[Dataset rows for apps and sites]
▶
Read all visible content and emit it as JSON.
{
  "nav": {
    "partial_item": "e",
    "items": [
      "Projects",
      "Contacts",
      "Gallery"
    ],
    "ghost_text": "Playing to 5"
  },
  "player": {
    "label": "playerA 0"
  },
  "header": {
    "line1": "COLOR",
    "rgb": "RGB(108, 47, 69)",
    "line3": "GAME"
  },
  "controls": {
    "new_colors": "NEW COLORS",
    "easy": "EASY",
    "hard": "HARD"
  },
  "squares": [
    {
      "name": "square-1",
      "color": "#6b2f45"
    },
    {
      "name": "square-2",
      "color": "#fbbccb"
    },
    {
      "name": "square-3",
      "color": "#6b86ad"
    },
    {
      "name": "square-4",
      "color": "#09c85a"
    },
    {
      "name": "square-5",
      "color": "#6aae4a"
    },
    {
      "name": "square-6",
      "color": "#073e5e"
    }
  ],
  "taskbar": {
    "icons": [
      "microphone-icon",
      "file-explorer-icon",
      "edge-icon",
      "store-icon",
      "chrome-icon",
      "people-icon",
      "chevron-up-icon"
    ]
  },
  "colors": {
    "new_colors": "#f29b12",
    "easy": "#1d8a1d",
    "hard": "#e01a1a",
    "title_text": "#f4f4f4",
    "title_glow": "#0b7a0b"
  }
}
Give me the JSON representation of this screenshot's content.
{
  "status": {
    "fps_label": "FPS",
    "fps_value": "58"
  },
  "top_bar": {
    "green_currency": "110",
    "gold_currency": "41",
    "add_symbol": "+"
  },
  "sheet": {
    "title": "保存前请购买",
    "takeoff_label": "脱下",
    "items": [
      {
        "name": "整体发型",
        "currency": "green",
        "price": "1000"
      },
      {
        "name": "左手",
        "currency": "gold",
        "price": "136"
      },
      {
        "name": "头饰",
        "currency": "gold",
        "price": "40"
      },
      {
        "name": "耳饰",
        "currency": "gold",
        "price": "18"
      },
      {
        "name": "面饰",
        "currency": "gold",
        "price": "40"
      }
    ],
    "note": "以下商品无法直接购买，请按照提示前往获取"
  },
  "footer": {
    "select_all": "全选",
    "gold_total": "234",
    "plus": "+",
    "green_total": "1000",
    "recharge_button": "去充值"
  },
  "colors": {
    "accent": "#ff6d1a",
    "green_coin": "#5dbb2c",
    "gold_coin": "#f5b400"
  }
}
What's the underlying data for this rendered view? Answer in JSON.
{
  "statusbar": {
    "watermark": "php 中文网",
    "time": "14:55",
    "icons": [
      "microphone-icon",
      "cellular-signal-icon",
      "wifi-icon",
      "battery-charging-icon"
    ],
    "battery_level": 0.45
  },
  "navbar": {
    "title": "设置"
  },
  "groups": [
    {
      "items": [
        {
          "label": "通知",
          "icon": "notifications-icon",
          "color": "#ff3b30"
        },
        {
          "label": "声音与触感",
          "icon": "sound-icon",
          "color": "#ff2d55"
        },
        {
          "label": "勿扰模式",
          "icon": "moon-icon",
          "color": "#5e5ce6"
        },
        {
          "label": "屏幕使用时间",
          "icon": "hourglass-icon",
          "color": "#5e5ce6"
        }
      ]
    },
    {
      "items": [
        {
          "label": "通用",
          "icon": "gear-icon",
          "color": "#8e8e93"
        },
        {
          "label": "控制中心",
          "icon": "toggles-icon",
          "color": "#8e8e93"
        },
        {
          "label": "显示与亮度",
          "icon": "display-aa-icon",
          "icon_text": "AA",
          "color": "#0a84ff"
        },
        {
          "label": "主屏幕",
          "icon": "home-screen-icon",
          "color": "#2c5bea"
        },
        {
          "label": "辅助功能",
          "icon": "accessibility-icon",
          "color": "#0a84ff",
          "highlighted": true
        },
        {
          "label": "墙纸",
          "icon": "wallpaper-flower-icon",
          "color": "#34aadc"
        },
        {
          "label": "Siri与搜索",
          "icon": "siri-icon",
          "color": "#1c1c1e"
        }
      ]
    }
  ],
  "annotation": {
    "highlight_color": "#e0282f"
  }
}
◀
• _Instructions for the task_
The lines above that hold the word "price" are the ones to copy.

• _Exercise solution_
        "price": "1000"
        "price": "136"
        "price": "40"
        "price": "18"
        "price": "40"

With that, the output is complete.